PROBLEM REQUIREMENTS: Copy out each record that follows exactly, and omit any picture you find.

- - -

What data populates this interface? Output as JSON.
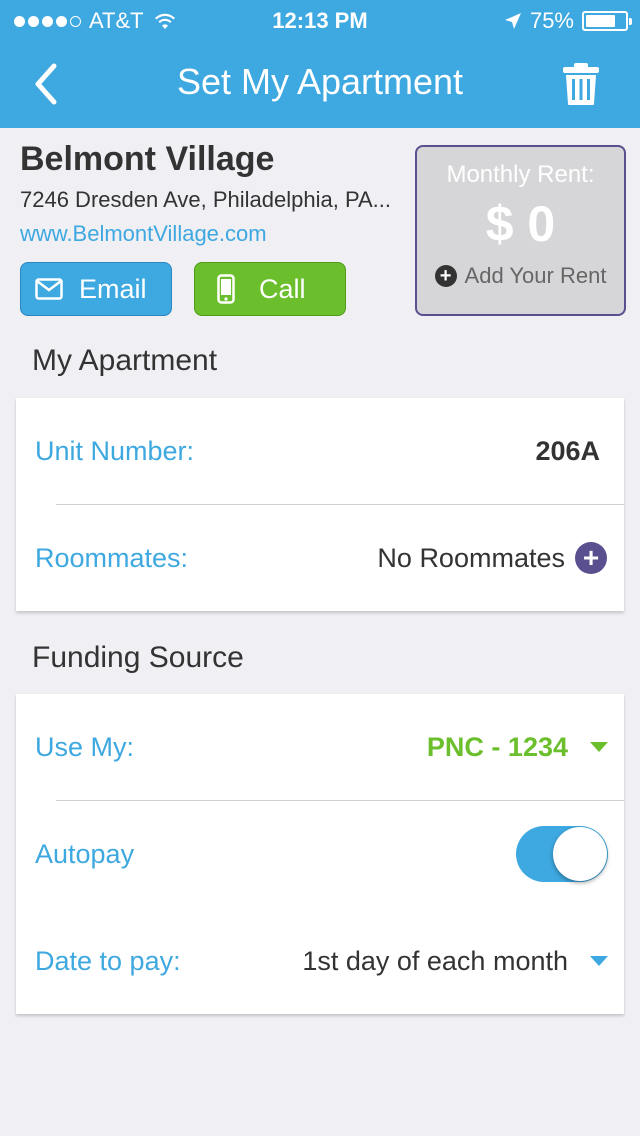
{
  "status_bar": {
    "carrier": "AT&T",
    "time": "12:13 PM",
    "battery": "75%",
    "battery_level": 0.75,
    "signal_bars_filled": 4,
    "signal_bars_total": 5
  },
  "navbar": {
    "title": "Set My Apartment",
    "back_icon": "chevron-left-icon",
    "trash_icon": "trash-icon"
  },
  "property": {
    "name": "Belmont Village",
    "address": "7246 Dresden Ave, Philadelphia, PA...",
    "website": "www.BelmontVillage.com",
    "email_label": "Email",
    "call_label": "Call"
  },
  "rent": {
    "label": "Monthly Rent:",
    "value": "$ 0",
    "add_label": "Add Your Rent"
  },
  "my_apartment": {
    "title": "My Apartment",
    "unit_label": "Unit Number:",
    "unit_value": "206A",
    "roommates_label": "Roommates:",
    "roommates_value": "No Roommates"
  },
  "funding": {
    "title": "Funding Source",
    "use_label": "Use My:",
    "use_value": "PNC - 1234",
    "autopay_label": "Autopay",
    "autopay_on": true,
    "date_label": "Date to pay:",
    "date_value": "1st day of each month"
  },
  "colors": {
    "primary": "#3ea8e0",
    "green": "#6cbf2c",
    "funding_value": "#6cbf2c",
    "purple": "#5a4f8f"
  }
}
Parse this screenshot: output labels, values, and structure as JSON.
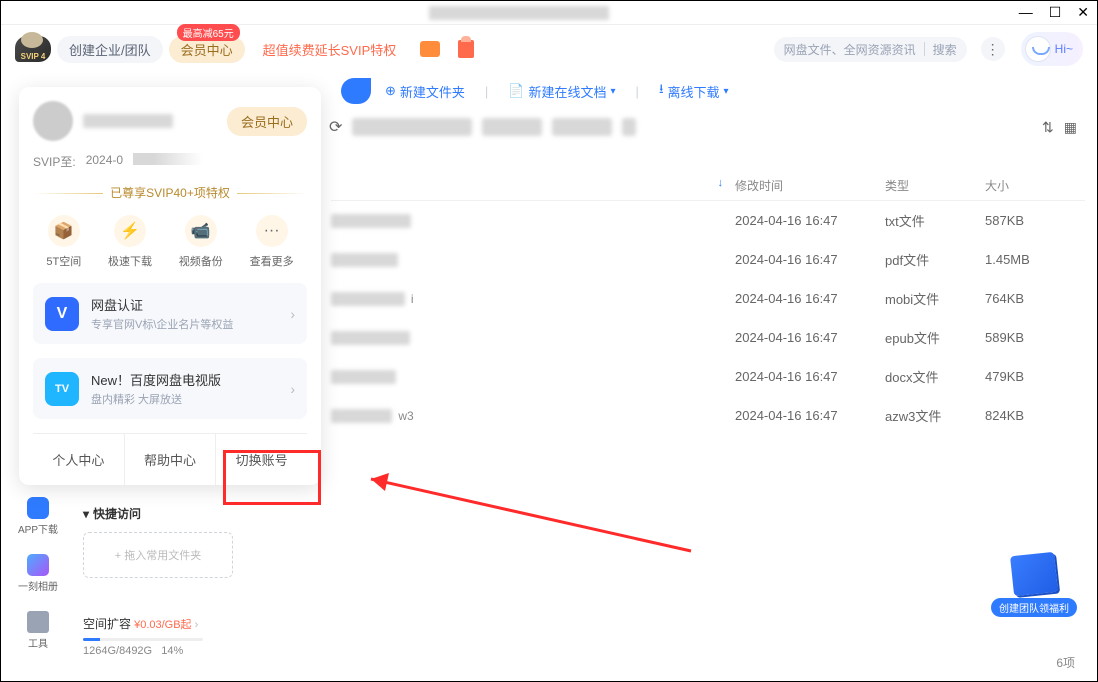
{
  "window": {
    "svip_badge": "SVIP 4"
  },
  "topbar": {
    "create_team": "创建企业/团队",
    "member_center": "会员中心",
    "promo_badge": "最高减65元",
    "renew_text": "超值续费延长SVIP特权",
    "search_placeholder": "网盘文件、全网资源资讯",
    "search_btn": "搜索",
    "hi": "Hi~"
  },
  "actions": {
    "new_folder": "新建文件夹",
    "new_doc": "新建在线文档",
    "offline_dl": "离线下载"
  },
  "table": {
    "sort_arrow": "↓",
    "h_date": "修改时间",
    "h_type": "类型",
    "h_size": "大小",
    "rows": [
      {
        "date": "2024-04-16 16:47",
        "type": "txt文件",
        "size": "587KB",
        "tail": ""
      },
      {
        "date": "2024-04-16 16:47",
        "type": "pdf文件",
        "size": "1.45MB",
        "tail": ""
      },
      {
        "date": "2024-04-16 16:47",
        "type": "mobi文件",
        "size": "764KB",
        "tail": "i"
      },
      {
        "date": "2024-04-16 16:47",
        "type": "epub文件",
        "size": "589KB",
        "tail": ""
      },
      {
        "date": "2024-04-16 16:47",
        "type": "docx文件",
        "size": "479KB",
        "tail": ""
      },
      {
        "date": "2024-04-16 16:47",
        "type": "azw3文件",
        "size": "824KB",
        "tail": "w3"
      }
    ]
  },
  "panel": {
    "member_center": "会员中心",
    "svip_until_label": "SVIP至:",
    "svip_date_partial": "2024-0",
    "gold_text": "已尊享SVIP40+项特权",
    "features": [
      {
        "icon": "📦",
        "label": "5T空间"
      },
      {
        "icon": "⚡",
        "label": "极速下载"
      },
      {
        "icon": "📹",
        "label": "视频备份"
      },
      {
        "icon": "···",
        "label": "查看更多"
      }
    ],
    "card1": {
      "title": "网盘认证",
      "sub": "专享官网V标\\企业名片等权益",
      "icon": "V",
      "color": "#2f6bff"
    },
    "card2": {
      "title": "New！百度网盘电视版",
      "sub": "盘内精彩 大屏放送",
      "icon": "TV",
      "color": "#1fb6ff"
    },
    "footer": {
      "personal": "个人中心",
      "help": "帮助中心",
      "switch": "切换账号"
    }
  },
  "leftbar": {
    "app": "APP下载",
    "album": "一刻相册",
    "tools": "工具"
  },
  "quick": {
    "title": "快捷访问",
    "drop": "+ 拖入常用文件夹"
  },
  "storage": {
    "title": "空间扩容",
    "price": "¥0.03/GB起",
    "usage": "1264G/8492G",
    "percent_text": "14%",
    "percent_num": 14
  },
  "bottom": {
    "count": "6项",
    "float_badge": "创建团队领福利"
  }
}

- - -

EXERCISE OUTPUT:
What data populates this interface? Output as JSON.
{
  "status_bar": {
    "carrier": "AT&T",
    "time": "12:13 PM",
    "battery": "75%",
    "battery_level": 0.75,
    "signal_bars_filled": 4,
    "signal_bars_total": 5
  },
  "navbar": {
    "title": "Set My Apartment",
    "back_icon": "chevron-left-icon",
    "trash_icon": "trash-icon"
  },
  "property": {
    "name": "Belmont Village",
    "address": "7246 Dresden Ave, Philadelphia, PA...",
    "website": "www.BelmontVillage.com",
    "email_label": "Email",
    "call_label": "Call"
  },
  "rent": {
    "label": "Monthly Rent:",
    "value": "$ 0",
    "add_label": "Add Your Rent"
  },
  "my_apartment": {
    "title": "My Apartment",
    "unit_label": "Unit Number:",
    "unit_value": "206A",
    "roommates_label": "Roommates:",
    "roommates_value": "No Roommates"
  },
  "funding": {
    "title": "Funding Source",
    "use_label": "Use My:",
    "use_value": "PNC - 1234",
    "autopay_label": "Autopay",
    "autopay_on": true,
    "date_label": "Date to pay:",
    "date_value": "1st day of each month"
  },
  "colors": {
    "primary": "#3ea8e0",
    "green": "#6cbf2c",
    "funding_value": "#6cbf2c",
    "purple": "#5a4f8f"
  }
}
Parse this screenshot: output labels, values, and structure as JSON.
{
  "window": {
    "svip_badge": "SVIP 4"
  },
  "topbar": {
    "create_team": "创建企业/团队",
    "member_center": "会员中心",
    "promo_badge": "最高减65元",
    "renew_text": "超值续费延长SVIP特权",
    "search_placeholder": "网盘文件、全网资源资讯",
    "search_btn": "搜索",
    "hi": "Hi~"
  },
  "actions": {
    "new_folder": "新建文件夹",
    "new_doc": "新建在线文档",
    "offline_dl": "离线下载"
  },
  "table": {
    "sort_arrow": "↓",
    "h_date": "修改时间",
    "h_type": "类型",
    "h_size": "大小",
    "rows": [
      {
        "date": "2024-04-16 16:47",
        "type": "txt文件",
        "size": "587KB",
        "tail": ""
      },
      {
        "date": "2024-04-16 16:47",
        "type": "pdf文件",
        "size": "1.45MB",
        "tail": ""
      },
      {
        "date": "2024-04-16 16:47",
        "type": "mobi文件",
        "size": "764KB",
        "tail": "i"
      },
      {
        "date": "2024-04-16 16:47",
        "type": "epub文件",
        "size": "589KB",
        "tail": ""
      },
      {
        "date": "2024-04-16 16:47",
        "type": "docx文件",
        "size": "479KB",
        "tail": ""
      },
      {
        "date": "2024-04-16 16:47",
        "type": "azw3文件",
        "size": "824KB",
        "tail": "w3"
      }
    ]
  },
  "panel": {
    "member_center": "会员中心",
    "svip_until_label": "SVIP至:",
    "svip_date_partial": "2024-0",
    "gold_text": "已尊享SVIP40+项特权",
    "features": [
      {
        "icon": "📦",
        "label": "5T空间"
      },
      {
        "icon": "⚡",
        "label": "极速下载"
      },
      {
        "icon": "📹",
        "label": "视频备份"
      },
      {
        "icon": "···",
        "label": "查看更多"
      }
    ],
    "card1": {
      "title": "网盘认证",
      "sub": "专享官网V标\\企业名片等权益",
      "icon": "V",
      "color": "#2f6bff"
    },
    "card2": {
      "title": "New！百度网盘电视版",
      "sub": "盘内精彩 大屏放送",
      "icon": "TV",
      "color": "#1fb6ff"
    },
    "footer": {
      "personal": "个人中心",
      "help": "帮助中心",
      "switch": "切换账号"
    }
  },
  "leftbar": {
    "app": "APP下载",
    "album": "一刻相册",
    "tools": "工具"
  },
  "quick": {
    "title": "快捷访问",
    "drop": "+ 拖入常用文件夹"
  },
  "storage": {
    "title": "空间扩容",
    "price": "¥0.03/GB起",
    "usage": "1264G/8492G",
    "percent_text": "14%",
    "percent_num": 14
  },
  "bottom": {
    "count": "6项",
    "float_badge": "创建团队领福利"
  }
}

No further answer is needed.